The company says that through the first half of 2021, its new construction and upgrade activities were focused on its “One Core and Two Wings” strategy.
One Core refers to its telecommunication service provider (TSP) business that supports the country’s three state-owned mobile networks operators – China Telecom, China Mobile and China Unicom. All three MNOs are major shareholders in China Tower. TSP consists of two segments – the tower business, and the distributed antenna systems (DAS) business that together, accounted for $6.1 billion or 93 percent of 1H21 total operating revenues.
The tower business drives the lion’s share of China Tower’s revenues, accounting for $5.8 billion, up nearly four percent on a year-over-year basis. As it grew its tower site base to 2.035 million at the end of 1H21, the company also indicated that it gained 53,000 new TSP tenants bringing the total to over 3.2 million, increasing the TSP tenancy ratio to 1.59 from 1.57 at the end of 2020.
The DAS business cumulatively covered buildings with a total area of 4.41 billion square meters, up by 41 percent YoY. DAS also covered a total of 14,431 kilometers of high-speed railway tunnels and subways, an increase of almost 32 percent from 1H20. DAS business revenue accounted for $322 million, representing a YoY growth of over 21 percent.
China Tower says it has implemented “multiple measures to facilitate large-scale 5G network construction.” A key to its rapid rollout is a standardized approach to coordinating resources with standard practices and supporting policies. It helps that its three MNOs customers use the same radio equipment and share many tower assets.

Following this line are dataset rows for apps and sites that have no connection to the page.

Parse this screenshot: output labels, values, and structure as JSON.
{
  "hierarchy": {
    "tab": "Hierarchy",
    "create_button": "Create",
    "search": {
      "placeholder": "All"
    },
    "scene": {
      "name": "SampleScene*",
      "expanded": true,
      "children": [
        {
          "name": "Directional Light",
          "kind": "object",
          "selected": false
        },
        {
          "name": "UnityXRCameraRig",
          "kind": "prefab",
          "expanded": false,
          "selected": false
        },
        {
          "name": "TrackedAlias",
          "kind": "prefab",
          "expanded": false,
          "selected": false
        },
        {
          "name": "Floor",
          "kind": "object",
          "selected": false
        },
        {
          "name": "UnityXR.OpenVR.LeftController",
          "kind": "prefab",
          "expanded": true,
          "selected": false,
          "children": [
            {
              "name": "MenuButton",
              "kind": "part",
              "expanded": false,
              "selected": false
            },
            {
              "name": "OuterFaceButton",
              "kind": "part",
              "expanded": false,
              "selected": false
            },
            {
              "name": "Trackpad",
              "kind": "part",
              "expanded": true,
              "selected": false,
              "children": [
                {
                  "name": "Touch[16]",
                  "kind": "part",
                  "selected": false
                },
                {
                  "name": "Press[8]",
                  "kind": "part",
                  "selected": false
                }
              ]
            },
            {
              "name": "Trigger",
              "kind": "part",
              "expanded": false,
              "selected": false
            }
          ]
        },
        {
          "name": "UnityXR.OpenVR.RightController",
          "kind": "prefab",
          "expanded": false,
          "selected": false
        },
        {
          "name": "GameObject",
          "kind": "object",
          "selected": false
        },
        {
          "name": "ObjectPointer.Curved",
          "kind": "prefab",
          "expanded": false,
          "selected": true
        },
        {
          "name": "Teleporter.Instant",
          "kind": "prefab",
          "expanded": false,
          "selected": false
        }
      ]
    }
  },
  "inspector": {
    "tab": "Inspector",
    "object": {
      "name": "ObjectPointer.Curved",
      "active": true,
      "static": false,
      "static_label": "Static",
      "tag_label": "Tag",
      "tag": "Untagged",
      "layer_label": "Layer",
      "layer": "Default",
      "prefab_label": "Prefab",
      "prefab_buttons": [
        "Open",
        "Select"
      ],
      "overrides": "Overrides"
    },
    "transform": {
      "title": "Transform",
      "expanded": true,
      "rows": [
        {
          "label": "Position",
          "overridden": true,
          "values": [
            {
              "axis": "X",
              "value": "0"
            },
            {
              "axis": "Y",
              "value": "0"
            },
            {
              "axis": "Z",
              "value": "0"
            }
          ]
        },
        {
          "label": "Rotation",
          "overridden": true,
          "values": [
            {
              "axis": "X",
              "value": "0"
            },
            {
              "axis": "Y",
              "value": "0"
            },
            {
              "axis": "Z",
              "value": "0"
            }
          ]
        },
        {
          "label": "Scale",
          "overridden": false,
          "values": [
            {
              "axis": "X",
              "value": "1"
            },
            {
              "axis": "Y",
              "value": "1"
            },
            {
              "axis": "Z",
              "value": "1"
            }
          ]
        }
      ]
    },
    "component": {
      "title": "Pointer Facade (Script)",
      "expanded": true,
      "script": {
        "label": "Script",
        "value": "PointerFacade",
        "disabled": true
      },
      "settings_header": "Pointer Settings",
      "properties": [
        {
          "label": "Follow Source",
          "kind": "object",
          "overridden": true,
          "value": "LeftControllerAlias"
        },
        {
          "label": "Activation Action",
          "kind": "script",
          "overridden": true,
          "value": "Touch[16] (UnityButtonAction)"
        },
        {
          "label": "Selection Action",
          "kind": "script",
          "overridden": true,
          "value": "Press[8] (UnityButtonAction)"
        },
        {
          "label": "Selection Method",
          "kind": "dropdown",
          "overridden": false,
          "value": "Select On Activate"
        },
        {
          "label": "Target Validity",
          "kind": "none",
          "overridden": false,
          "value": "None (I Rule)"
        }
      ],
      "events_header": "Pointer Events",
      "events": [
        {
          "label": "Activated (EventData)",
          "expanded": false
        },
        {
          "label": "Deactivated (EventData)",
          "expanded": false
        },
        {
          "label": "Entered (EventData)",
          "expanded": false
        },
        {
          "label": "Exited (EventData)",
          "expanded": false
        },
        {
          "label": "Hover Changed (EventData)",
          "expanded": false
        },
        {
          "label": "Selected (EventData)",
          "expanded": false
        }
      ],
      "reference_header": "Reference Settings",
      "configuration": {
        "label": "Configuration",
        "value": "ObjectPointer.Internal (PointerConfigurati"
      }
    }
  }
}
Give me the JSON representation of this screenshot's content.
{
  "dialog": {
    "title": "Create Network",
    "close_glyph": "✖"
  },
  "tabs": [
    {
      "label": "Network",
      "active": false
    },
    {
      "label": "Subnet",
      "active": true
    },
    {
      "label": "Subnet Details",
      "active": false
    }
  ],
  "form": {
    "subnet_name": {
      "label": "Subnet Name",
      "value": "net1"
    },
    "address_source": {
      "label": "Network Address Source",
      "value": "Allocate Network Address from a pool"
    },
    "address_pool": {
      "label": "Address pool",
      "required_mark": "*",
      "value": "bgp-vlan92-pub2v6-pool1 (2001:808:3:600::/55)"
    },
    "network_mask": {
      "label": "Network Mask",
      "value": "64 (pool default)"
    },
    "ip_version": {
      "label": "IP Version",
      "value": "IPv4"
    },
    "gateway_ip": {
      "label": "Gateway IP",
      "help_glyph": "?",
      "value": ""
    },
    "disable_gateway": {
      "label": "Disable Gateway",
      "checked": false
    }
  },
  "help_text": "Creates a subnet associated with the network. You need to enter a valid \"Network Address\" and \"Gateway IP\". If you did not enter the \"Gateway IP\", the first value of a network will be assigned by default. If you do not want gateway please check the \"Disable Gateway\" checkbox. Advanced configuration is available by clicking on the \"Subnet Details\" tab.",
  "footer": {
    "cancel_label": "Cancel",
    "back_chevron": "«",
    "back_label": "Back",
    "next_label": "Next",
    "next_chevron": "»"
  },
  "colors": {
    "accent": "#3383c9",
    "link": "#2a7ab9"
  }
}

The company points out that it has improved its resource utilization efficiency, making full use of existing towers and ancillary facilities for shelters while leveraging “social resources” such as street lights and electric utility poles.
At the same time, China Tower is applying innovative products including low-cost towers and ancillary power supplies, and is promoting low-cost sharing solutions of 5G passive DAS that can access all frequency bands.
The operational and management efficiencies that the company is achieving in its network construction are paying off with “this supported scale development of 5G networks” increasing the revenue contribution from 5G.
The incremental revenue contributed to TSP’s business by 5G has grown dramatically from 23 percent of total revenues at the end of 1H20 to 40 percent at the end of 2020, and was 63 percent at the end of 1H21.
These efficient operations reduced China Tower’s aggregate 1H21 capital expenditures to $1.6 billion, down nearly 28 percent compared to 1H20. With the company’s historical spending pattern showing higher capex levels in the second half of the year, expect 2H21 capex levels to rise.
At just six percent of China Tower’s total 1H21 revenues, its Two Wings operations are the fastest growing. The Two Wings business, comprising the trans-sector site application and information (TSSAI) business, and the energy business generated $423 million in 1H21 revenues, up over 73 percent from $244 million in 1H20.
TSSAI’s “Tower Monitoring” video surveillance business serves a wide range of customers across sectors relating to the national economy and people’s livelihoods including environmental remediation, disaster relief, eco-conservation and village governance.”
The energy business is capturing opportunities related to a low-carbon economy by focusing on expanding the scale of its operations and improved management approach in its core business segments of electric vehicle battery exchange and power backup for smart energy applications.
At the end of 1H21, the company had cumulatively provided around 460,000 users with battery exchange services, up from 160,000 compared with the end of 2020, making it the largest supplier of battery exchange services for light electric vehicles in China. It also built a total of 17,000 power backup sites during 1H21, a net increase of 5,000 compared with the end of 2020.
* All funds shown in U.S. dollars
By John Celentano, Inside Towers Business Editor